Picture this for a minute. President talking to candidate for Minister of the Interior Mart Helme about the possibility or rather the impossibility of the "deep state" and the network of influence supported by it. With candidate for Minister of Rural Affairs Mart Järvik, she asks about his sketchy social media posts, the importance of EU agricultural support negotiations, and the new minister's wish to restore Estonian rural life as it was in the 1930s (by the bye, in summer 1939, a total of 4,756 Poles worked on farms here due to people leaving and the resulting labour shortage).
It would be appropriate to talk about conservative fiscal policy with candidate for Minister of Finance Martin Helme. It would be fitting to talk to candidate for Minister of Foreign Trade and IT Marti Kuusik about his doubts about e-elections. She could discuss with Urmas Reinsalu, the candidate for Minister of Foreign Affairs, whether and how to keep Estonian internal and foreign policy independent of one another, and ask whether and when the new minister would present the government with a letter to the Secretary-General of the UN that would dilute the support Estonia demonstrated for the UN's Global Compact for Migration a few months ago.
If doubt is cast on anyone's fitness for a position as minister in the course of these discussions, the Constitution has tied the president's hands — the government presented by the prime minister must be appointed to office by the president. President Lennart Meri once tried to eclipse the Constitution, when in January 1994 he rejected Prime Minister Mart Laar's proposal to dismiss Toomas Sildmäe as miniser and appoint Heiki Kranich as minister. Ultimately even Lennart Meri, the first head of state of the newly reindependent Estonia, had to bend to the Constitution — Sildmäe was dismissed, and Kranich was installed.
If Kersti Kaljulaid now appoints all of these candidates for minister after meeting with them, despite her personal opinion and part of the public's expectations, with her signature she will be recognising Jüri Ratas' candidates to be suitable for the government.
Ratas doesn't follow good practice

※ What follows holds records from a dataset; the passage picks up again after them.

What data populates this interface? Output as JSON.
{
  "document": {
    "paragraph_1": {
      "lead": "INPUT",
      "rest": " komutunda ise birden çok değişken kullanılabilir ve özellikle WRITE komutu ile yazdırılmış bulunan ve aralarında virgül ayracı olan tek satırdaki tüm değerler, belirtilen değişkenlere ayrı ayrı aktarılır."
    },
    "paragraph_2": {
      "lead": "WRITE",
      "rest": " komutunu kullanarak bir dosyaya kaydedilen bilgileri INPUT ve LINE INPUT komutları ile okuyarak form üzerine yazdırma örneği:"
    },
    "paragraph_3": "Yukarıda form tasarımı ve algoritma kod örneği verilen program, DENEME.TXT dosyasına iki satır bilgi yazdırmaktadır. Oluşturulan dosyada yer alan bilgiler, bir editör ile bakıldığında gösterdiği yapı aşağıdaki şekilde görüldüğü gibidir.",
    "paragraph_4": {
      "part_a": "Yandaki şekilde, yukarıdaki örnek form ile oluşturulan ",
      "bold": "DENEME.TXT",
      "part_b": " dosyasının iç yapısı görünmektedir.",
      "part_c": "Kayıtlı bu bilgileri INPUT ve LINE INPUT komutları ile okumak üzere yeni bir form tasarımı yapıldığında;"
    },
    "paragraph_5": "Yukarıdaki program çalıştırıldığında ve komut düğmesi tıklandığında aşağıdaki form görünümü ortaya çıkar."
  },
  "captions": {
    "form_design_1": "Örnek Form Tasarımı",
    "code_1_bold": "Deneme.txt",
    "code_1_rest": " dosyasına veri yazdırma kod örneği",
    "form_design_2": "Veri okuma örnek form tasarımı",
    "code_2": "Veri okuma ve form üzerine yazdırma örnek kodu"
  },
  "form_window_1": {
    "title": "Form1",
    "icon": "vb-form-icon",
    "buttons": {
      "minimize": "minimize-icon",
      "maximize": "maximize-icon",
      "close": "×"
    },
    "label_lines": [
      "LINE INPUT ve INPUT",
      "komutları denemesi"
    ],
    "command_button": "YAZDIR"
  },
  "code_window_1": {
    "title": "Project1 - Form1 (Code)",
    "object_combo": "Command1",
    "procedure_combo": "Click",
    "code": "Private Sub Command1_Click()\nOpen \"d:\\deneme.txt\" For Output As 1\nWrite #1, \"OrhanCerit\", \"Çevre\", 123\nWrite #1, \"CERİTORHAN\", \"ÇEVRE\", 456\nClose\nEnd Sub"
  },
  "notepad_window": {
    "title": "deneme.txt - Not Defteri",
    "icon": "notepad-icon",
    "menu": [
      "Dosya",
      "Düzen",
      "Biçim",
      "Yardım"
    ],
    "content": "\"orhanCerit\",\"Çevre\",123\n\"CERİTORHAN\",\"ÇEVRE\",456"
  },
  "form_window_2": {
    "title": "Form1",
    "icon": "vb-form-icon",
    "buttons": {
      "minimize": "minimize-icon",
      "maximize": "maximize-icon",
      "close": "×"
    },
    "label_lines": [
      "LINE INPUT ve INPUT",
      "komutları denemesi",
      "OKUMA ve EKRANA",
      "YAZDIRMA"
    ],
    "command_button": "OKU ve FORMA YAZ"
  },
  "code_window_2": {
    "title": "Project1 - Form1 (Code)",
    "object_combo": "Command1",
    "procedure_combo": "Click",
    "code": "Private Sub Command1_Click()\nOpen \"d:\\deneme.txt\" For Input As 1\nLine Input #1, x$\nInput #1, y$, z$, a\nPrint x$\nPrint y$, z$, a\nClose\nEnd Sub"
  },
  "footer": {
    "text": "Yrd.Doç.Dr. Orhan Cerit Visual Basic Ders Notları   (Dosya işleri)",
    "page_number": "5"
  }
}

Of course the president can tell us what she thinks of someone's views and previous statements. Only that then she is still in the same trenches she tried to climb out of by not going to Sunday's "Kõigi Eesti" concert, she has already gotten involved, and she cannot take that step back.
Regardless of whether their name is Meri, Rüütel, Ilves or Kaljulaid, the president, who is the senior leader of national defence and who represents Estonia in international relations, has considered it good practice for the chairperson of the party forming the government to discuss with the head of state the candidacies for the ministers of defence and foreign affairs, as well as inform them of the possible names of the new ministers of the interior, justice, finance and economics. All of these ministers together with the prime minister and the president of the Riigikogu belong to the National Defence Council, which the president convenes when necessary.
It is unknown how this worked during the negotiations for the formation of the KEI coalition — the Centre, EKRE, Isamaa coalition.
In any case, Jüri Ratas is keeping a worried eye on all of this. The road to taking office in his second government is a bumpy one. And there is at least two weeks to go, apparently until 29 April, until his new ministers give their oaths of office before the Riigikogu.
Editor: Aili Vahtla